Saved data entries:
• • • • •

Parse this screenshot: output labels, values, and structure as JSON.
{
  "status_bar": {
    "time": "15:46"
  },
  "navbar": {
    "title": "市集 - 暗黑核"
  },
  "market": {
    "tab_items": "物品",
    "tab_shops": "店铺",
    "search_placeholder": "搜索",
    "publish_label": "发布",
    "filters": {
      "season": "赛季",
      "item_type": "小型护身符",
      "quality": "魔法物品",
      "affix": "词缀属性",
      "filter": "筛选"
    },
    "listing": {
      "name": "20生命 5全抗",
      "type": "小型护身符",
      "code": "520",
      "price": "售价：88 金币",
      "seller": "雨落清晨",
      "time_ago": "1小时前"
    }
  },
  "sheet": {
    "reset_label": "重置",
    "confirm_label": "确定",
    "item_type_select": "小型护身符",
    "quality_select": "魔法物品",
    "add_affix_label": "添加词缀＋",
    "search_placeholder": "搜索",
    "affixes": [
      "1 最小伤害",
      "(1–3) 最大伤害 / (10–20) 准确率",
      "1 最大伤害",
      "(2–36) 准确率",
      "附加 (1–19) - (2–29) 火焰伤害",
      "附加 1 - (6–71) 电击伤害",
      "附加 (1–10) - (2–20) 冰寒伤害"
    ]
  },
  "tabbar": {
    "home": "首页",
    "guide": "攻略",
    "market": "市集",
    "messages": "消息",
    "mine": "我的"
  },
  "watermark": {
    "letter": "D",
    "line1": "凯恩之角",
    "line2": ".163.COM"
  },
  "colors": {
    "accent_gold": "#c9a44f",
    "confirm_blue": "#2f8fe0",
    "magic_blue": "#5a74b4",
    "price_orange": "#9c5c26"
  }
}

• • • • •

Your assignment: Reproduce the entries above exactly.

Answer for the task:
Parse this screenshot: output labels, values, and structure as JSON.
{
  "status_bar": {
    "time": "15:46"
  },
  "navbar": {
    "title": "市集 - 暗黑核"
  },
  "market": {
    "tab_items": "物品",
    "tab_shops": "店铺",
    "search_placeholder": "搜索",
    "publish_label": "发布",
    "filters": {
      "season": "赛季",
      "item_type": "小型护身符",
      "quality": "魔法物品",
      "affix": "词缀属性",
      "filter": "筛选"
    },
    "listing": {
      "name": "20生命 5全抗",
      "type": "小型护身符",
      "code": "520",
      "price": "售价：88 金币",
      "seller": "雨落清晨",
      "time_ago": "1小时前"
    }
  },
  "sheet": {
    "reset_label": "重置",
    "confirm_label": "确定",
    "item_type_select": "小型护身符",
    "quality_select": "魔法物品",
    "add_affix_label": "添加词缀＋",
    "search_placeholder": "搜索",
    "affixes": [
      "1 最小伤害",
      "(1–3) 最大伤害 / (10–20) 准确率",
      "1 最大伤害",
      "(2–36) 准确率",
      "附加 (1–19) - (2–29) 火焰伤害",
      "附加 1 - (6–71) 电击伤害",
      "附加 (1–10) - (2–20) 冰寒伤害"
    ]
  },
  "tabbar": {
    "home": "首页",
    "guide": "攻略",
    "market": "市集",
    "messages": "消息",
    "mine": "我的"
  },
  "watermark": {
    "letter": "D",
    "line1": "凯恩之角",
    "line2": ".163.COM"
  },
  "colors": {
    "accent_gold": "#c9a44f",
    "confirm_blue": "#2f8fe0",
    "magic_blue": "#5a74b4",
    "price_orange": "#9c5c26"
  }
}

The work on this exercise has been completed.